### Data provided

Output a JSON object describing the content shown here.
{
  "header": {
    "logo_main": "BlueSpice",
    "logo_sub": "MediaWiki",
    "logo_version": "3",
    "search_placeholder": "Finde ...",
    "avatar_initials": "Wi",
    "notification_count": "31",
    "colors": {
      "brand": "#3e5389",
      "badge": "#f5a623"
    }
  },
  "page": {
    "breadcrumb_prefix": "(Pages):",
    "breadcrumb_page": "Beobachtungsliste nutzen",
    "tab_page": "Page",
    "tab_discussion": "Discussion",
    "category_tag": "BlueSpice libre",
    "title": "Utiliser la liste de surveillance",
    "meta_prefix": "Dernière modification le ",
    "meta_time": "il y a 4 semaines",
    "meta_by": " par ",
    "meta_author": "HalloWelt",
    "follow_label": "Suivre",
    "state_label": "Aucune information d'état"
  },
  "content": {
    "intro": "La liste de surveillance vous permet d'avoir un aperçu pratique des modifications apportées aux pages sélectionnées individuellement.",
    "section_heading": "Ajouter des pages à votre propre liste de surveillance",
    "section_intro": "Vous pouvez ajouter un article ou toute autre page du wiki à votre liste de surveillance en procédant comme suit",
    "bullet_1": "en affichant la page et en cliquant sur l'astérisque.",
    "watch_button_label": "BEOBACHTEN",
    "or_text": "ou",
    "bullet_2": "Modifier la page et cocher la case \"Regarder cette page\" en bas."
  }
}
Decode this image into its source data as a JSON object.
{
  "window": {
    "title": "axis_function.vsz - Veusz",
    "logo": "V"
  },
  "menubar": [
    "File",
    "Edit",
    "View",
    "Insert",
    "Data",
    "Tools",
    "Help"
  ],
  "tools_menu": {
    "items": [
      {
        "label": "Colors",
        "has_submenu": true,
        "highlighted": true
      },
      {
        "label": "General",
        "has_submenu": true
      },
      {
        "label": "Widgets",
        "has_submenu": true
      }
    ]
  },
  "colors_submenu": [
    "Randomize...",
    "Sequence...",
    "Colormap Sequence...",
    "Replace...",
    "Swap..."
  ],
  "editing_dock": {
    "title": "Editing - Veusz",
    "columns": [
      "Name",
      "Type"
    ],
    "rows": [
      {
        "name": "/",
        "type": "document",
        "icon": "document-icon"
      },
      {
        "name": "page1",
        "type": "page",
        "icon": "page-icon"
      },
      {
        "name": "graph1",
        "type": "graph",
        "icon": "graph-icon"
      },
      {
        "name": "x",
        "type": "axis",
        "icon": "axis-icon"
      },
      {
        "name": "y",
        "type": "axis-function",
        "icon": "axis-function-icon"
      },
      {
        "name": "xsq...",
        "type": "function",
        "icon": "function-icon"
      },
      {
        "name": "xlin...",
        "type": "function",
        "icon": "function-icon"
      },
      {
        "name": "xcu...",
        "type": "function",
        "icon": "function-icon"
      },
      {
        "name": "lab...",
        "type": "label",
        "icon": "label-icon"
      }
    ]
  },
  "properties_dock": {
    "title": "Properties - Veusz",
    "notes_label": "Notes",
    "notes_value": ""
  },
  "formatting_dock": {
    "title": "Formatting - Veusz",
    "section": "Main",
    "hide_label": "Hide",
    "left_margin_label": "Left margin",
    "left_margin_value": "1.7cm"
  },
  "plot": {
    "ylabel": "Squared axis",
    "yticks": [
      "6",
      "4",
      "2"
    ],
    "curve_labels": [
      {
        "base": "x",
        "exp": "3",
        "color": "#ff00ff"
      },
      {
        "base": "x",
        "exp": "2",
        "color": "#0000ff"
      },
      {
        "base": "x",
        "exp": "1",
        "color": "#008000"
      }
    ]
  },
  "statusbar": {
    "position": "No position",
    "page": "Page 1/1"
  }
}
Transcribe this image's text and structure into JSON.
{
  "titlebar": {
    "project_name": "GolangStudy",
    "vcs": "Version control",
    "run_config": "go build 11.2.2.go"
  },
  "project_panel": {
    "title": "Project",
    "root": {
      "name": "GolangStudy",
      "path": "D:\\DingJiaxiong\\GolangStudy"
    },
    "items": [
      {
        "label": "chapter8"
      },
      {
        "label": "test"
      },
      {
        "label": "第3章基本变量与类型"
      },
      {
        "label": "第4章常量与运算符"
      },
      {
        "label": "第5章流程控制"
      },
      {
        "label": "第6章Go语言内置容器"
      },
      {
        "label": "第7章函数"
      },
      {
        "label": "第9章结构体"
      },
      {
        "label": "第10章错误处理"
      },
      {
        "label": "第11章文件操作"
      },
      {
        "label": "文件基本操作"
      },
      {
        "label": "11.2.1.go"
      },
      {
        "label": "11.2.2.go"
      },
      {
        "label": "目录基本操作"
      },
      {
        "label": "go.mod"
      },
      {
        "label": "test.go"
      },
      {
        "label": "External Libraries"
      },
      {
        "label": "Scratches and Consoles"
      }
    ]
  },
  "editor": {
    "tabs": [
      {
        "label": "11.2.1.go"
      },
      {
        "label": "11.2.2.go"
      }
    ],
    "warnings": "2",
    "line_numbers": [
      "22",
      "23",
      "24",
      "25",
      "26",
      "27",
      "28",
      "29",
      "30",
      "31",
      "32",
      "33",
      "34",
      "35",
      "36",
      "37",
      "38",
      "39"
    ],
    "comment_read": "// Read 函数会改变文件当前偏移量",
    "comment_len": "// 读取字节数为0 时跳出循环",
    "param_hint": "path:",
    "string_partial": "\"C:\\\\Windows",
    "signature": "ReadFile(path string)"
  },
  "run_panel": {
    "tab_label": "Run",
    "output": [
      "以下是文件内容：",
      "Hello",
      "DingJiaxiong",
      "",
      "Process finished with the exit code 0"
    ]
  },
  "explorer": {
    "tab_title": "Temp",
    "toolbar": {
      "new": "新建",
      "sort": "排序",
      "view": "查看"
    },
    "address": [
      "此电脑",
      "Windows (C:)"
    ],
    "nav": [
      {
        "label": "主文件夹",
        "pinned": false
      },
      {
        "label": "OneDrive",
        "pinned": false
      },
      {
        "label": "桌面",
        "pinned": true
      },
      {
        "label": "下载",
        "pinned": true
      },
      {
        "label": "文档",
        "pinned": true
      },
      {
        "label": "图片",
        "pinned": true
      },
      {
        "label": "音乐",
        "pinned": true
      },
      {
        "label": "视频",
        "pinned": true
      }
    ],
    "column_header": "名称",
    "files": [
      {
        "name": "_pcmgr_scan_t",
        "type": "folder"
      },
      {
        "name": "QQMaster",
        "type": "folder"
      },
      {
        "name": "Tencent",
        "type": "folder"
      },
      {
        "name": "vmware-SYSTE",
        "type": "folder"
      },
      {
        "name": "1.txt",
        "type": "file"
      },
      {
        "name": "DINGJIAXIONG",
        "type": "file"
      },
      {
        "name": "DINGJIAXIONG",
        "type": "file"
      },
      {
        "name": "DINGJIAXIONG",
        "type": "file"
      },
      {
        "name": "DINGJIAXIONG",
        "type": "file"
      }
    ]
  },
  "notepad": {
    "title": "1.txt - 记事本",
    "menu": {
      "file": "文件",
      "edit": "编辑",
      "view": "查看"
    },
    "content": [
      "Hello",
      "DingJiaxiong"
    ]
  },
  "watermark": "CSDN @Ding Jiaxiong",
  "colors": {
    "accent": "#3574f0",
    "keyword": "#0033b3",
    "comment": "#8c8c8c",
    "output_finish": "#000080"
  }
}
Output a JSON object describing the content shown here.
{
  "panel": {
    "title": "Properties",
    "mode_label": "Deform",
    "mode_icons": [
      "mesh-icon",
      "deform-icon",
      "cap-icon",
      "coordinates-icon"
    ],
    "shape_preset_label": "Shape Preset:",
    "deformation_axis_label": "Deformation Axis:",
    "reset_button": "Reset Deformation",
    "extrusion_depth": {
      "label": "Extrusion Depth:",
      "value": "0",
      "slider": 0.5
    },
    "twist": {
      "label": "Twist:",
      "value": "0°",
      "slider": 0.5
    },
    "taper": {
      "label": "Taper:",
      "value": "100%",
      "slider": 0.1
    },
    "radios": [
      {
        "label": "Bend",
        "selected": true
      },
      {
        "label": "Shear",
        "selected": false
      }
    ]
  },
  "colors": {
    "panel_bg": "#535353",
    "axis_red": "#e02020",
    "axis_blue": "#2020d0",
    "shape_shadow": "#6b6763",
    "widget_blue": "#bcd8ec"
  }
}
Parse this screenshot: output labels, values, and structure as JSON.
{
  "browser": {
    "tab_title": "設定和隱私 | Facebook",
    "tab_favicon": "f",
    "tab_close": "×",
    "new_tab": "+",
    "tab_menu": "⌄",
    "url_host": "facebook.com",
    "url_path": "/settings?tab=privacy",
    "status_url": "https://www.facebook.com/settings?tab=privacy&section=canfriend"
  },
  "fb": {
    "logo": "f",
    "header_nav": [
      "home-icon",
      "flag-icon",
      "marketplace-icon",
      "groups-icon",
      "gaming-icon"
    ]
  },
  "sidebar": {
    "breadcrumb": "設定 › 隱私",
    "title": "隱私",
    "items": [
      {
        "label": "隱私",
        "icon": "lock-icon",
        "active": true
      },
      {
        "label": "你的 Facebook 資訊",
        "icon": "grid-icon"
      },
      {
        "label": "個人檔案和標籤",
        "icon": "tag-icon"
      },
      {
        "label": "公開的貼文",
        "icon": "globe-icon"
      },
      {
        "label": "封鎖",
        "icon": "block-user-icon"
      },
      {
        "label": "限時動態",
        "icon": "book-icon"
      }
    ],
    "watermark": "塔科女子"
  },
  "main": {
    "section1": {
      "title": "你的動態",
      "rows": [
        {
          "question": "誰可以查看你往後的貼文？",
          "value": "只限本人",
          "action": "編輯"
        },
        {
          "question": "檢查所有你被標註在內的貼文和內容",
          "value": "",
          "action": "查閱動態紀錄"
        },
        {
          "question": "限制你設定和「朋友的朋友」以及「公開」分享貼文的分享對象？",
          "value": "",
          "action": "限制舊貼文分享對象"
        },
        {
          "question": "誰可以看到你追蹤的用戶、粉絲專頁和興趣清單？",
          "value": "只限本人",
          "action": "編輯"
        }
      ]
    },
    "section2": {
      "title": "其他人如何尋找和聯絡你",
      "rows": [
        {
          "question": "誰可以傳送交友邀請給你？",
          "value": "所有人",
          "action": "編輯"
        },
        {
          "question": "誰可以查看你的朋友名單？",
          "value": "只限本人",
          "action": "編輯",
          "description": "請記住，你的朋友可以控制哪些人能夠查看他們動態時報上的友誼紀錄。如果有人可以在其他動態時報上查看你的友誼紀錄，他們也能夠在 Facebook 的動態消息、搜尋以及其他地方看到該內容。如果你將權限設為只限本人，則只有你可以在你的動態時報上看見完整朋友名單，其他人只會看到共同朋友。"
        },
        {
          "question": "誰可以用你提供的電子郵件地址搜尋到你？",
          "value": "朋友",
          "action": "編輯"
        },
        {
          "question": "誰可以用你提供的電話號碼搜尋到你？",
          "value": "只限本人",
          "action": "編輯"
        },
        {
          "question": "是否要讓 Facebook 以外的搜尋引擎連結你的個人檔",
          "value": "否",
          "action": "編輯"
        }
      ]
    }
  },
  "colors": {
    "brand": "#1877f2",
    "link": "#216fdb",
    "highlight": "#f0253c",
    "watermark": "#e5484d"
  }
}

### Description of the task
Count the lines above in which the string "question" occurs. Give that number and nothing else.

### Output of the exercise
9